And yet, in this future, I can still only imagine shelves of books still standing in libraries rather than repositories of e-readers linked to a database of books. Coming back to my initial argument, I can only see the publishing industry as becoming stronger – one of the last artistic trades to create physical artifacts for which there can never be a truly digital simulation, or at least not a satisfactory one. The print book will continue to offer the reader exactly what it has always offered – low impact, low stress and most of all low interference messages packaged in a container that doesn’t need bells and whistles to function properly. In an era when producers are creating electronic devices with a degree of multi-functionality that sometimes renders them incapable of performing a single function well (my biggest bones to pick with the Kindle and iPad are that they aren’t particularly good at being televisions, personal computers, or e-readers, all functions that they were created to perform), the pure simplicity and lack of overstimulation afforded the owner of a physical book might see its renaissance.

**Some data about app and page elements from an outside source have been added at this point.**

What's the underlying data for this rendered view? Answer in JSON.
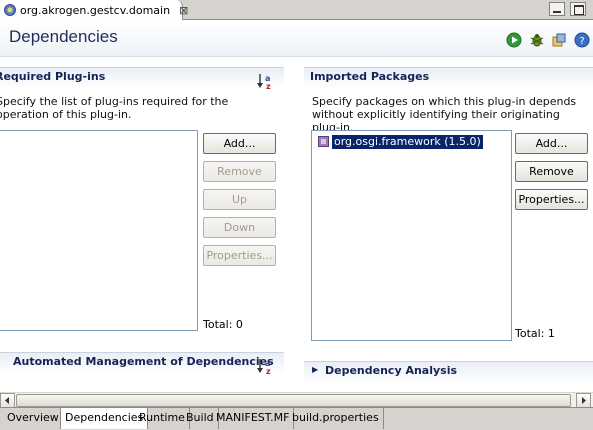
{
  "editor_tab": {
    "title": "org.akrogen.gestcv.domain",
    "close_glyph": "⊠"
  },
  "header": {
    "title": "Dependencies",
    "icons": [
      "run-icon",
      "debug-icon",
      "export-icon",
      "help-icon"
    ]
  },
  "required_plugins": {
    "title": "Required Plug-ins",
    "description": "Specify the list of plug-ins required for the operation of this plug-in.",
    "items": [],
    "buttons": {
      "add": "Add...",
      "remove": "Remove",
      "up": "Up",
      "down": "Down",
      "properties": "Properties..."
    },
    "total": "Total: 0"
  },
  "imported_packages": {
    "title": "Imported Packages",
    "description": "Specify packages on which this plug-in depends without explicitly identifying their originating plug-in.",
    "items": [
      {
        "label": "org.osgi.framework (1.5.0)",
        "selected": true
      }
    ],
    "buttons": {
      "add": "Add...",
      "remove": "Remove",
      "properties": "Properties..."
    },
    "total": "Total: 1"
  },
  "automated_management": {
    "title": "Automated Management of Dependencies"
  },
  "dependency_analysis": {
    "title": "Dependency Analysis",
    "expand_glyph": "▶"
  },
  "page_tabs": [
    {
      "label": "Overview",
      "active": false
    },
    {
      "label": "Dependencies",
      "active": true
    },
    {
      "label": "Runtime",
      "active": false
    },
    {
      "label": "Build",
      "active": false
    },
    {
      "label": "MANIFEST.MF",
      "active": false
    },
    {
      "label": "build.properties",
      "active": false
    }
  ],
  "colors": {
    "section_title": "#142454",
    "form_title": "#1e2e57",
    "selection": "#0a246a",
    "list_border": "#7f9db9"
  }
}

After all, when you read a novel, you never walk into an invisible wall placed there to impede your progress into an unwritten part of a book that you can still see. And you certainly don’t fall prey of optical glitches or pop-up ads.
Fleming, Ryan. “Virtuix Omni Review”, Digital Trends.com – http://www.digitaltrends.com/game-controller-reviews/virtuix-omni-review/
Kypreos, Evan. “Hands-On: Oculus Rift Review”, Trusted Reviews.com– http://www.trustedreviews.com/oculus-rift_Games-Accessory_review
Wikipedia, Virtual Reality – http://en.wikipedia.org/wiki/Virtual_reality
Oculus Rift – http://www.oculusvr.com/
Markiplier tests the Virtuix Omni – http://www.youtube.com/watch?v=MPSqM-g7_r0
PewDiePie uses the Oculus Rift – http://www.youtube.com/watch?v=_7xWp2iQDwU
Virtuix Omni – http://www.virtuix.com/
“The Cool New Run-Around-In-Vertual-Reality Treadmill”, Geekologie.com– http://geekologie.com/2013/06/an-affordable-run-around-in-virtual-real.php